And so we now have everyone lost in checking text messages, updating, button-pushing, twitter-feeding, whatnots and no-nots and know-hows and know-nots; all deep, deep in clouds of thoughts.  Or, not.  Is there a difference between walking and wandering the surface of the earth, lost in a cloud of thoughts, as opposed to being glued to one’s Smartphone or other electronic device?  Is one of greater value or relevance than the other?  Is there a difference between the cognitive input or brain waves of distinction, or is it all just a fuzzy feeling of angst and suspicion?  Do MRIs reveal anything when we see the graphic images of cranial activity and color-enhanced dullness of inactivity?  Or do such images merely provide a parallel sense of correspondence, as opposed to causal efficacy?

For Federal employees and U.S. Postal workers who are considering preparing an effective Federal Disability Retirement application through the U.S. Office of Personnel Management, whether the Federal or Postal employee is under FERS, CSRS or CSRS Offset, the engagement of a cloud of thoughts can be twofold:  One, it does take some thought and preparation in order to formulate an effective Federal Disability Retirement application, and so being under a cloud of thoughts is a “good” thing; but Two, that proverbial “cloud” that overshadows the Federal or Postal employee because of the concerns surrounding the ongoing medical condition, can only be “lifted” by moving beyond the job and career which only serves to exacerbate one’s circumstances and conditions.

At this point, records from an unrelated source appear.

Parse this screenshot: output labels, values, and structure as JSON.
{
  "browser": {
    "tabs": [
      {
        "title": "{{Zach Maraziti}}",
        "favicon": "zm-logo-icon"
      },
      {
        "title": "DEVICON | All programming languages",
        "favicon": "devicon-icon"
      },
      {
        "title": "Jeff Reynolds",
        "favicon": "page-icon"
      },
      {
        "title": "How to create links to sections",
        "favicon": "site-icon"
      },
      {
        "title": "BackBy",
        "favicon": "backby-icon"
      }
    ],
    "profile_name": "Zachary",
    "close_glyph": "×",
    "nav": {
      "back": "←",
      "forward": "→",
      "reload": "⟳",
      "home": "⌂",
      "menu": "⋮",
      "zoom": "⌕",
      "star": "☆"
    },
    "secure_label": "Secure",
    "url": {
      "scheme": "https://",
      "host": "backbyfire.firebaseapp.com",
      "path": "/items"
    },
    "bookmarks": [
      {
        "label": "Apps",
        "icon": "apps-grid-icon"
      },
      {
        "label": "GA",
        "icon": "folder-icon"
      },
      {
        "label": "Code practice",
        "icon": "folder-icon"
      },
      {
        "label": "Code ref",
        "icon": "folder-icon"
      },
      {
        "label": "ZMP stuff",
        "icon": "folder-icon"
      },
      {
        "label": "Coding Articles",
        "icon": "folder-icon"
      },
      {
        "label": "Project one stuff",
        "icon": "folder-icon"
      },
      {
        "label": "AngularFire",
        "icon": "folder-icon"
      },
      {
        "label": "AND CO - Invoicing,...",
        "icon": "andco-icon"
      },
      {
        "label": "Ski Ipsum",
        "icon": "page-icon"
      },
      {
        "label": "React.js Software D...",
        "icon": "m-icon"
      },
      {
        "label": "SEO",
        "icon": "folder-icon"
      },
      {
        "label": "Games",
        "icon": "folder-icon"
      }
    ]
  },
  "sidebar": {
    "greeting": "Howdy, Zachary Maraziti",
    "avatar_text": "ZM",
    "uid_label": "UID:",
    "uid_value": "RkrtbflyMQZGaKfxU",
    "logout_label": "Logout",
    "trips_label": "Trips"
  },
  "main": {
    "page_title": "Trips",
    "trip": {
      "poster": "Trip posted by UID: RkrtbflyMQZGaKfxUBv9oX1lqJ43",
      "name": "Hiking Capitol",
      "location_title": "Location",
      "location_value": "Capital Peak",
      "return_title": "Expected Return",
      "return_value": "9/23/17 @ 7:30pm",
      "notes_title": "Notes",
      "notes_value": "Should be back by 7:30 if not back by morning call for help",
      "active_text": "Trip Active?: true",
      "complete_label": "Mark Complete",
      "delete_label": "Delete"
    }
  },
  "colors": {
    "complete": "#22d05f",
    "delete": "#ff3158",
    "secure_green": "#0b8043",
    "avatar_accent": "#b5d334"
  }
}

Preparing, formulating and filing an effective Federal Disability Retirement application through OPM involves both a cloud of thoughts, and services to lift one from the burden of those clouds.  Now, if only we could do something about those hand-held devices which provide us with those scary images of brain inactivity, we might also save the world at the same time.

Sincerely,

Robert R. McGill, Esquire